The cost was 250 and well worth it IMO.

T
Quote Reply
Re: B2B Race Report [dubyakay] [ In reply to ]
Quote | Reply
In Reply To:
Those were some fast swim times. I know Set-Up got the distance right, but there must have been a current? I like a good fast course as much as anyone, but not something with an asterick beside it.

So you only do races where there is no wind on the bike?
140.6 miles is 140.6 miles.

https://www.miles4matt.run/
Quote Reply
Re: B2B Race Report [M~] [ In reply to ]
Quote | Reply
Agreed. Very well said M~
Quote Reply
Re: B2B Race Report [nippycrisp] [ In reply to ]
Quote | Reply
Great job out there Nipp. That's a strong performance.
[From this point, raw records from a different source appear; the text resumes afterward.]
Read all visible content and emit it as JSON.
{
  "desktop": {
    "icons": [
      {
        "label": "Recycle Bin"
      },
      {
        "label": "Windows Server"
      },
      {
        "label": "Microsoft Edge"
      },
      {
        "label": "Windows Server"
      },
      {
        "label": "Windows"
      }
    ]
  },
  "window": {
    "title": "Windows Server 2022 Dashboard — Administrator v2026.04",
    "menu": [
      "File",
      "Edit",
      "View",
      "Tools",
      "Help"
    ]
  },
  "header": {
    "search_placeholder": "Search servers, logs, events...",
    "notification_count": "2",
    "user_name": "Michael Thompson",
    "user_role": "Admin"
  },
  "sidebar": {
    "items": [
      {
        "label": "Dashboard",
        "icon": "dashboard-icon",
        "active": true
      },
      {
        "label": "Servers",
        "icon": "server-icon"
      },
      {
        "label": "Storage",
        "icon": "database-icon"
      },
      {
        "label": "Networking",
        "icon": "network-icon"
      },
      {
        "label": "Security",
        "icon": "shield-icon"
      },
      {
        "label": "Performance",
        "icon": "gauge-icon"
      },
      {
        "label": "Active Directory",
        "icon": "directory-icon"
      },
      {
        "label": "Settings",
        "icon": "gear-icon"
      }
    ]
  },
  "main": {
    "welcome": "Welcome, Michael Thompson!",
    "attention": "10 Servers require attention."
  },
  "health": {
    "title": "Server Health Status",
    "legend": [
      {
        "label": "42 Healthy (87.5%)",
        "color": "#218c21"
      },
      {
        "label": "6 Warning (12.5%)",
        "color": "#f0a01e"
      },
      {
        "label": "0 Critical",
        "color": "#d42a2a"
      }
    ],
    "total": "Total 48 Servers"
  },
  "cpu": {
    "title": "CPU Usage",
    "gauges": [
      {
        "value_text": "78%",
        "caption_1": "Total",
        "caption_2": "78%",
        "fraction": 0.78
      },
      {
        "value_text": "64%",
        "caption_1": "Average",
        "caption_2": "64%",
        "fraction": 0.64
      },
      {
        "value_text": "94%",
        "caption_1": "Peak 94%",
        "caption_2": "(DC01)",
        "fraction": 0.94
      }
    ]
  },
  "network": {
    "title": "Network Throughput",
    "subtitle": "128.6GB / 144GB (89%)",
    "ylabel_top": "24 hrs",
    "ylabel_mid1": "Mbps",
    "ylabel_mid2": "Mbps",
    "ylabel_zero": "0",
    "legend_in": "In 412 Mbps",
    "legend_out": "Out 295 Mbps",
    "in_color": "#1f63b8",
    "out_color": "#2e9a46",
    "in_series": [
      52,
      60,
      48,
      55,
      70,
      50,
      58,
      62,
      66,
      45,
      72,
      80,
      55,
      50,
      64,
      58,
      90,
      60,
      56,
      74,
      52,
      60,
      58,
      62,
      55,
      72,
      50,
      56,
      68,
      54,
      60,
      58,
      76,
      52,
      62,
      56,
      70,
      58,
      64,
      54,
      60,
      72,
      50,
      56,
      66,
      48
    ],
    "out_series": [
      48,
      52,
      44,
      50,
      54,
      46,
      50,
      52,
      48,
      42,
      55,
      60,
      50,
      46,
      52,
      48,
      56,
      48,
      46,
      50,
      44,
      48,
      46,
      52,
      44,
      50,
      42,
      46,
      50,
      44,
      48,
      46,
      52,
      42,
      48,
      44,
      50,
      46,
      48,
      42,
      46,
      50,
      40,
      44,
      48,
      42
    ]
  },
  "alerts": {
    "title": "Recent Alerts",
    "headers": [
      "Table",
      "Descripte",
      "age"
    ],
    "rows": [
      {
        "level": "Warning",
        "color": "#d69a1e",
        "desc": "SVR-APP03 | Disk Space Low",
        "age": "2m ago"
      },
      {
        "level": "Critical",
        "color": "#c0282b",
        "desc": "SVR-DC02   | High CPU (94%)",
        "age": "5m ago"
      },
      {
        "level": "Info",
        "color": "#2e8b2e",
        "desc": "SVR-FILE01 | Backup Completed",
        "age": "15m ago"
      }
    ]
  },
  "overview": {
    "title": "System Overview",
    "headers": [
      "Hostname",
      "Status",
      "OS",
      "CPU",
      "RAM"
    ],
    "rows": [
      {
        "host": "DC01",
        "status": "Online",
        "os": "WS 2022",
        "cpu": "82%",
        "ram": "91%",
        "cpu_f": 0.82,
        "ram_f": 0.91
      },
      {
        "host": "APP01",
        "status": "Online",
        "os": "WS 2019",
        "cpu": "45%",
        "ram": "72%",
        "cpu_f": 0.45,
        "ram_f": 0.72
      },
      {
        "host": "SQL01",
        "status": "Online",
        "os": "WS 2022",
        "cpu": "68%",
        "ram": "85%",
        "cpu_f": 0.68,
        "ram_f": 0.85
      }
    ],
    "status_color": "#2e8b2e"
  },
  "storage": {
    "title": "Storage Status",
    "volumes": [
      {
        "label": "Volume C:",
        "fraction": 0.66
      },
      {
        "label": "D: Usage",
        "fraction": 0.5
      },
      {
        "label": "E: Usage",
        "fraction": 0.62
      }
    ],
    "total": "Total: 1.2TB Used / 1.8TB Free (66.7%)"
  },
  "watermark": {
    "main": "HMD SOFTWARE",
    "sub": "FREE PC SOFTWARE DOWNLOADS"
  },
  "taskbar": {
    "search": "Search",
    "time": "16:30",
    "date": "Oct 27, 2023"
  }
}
I did the race too, Setup did a helluva job, then to top it off they had the best finisher's medal I've ever seen. I hope they don't let it get too big. I enjoyed the solidarity on the bike ride.

Peace,
Rob

"Your Attitude Determines Your Altitude."
Quote Reply
Post deleted by dubyakay [ In reply to ]
Re: B2B Race Report [rob2681] [ In reply to ]
Quote | Reply
Impressive race, Nippy. Way to go.

Rob, could you post a photo of your medal?
Quote Reply
Re: B2B Race Report [PaperChase] [ In reply to ]
Quote | Reply

That's the finisher's medal on the left. On the right is one of the award medallions. Didn't have to clear a lot of space in the trophy case for that one. ;-)

Great swag abounded at this race. I came home with excellent free shirts and cycling socks and lights and bags and on and on.
.

Bob C.

The "science" on any matter can never be settled until every possible variable is taken into account.
Quote Reply
Re: B2B Race Report [dubyakay] [ In reply to ]
Quote | Reply
I am glad I am not you then. :) I am not delusional enough that I don't completely understand I would never swim 1:02 normally but it is a race, against 500 other people who are doing the same course. That's it. Sure it is a HUGE PR for me, but I understand it is a PR for only this course. I am sure next year, I will be slower at Lake Placid, but that doesn't make this race anything less for me.
How about just letting folks enjoy their PR's without raining on the parade. You can asterik it all you want, just keep it to yourself. :)

https://www.miles4matt.run/
Quote Reply
Post deleted by dubyakay [ In reply to ]

Prev Next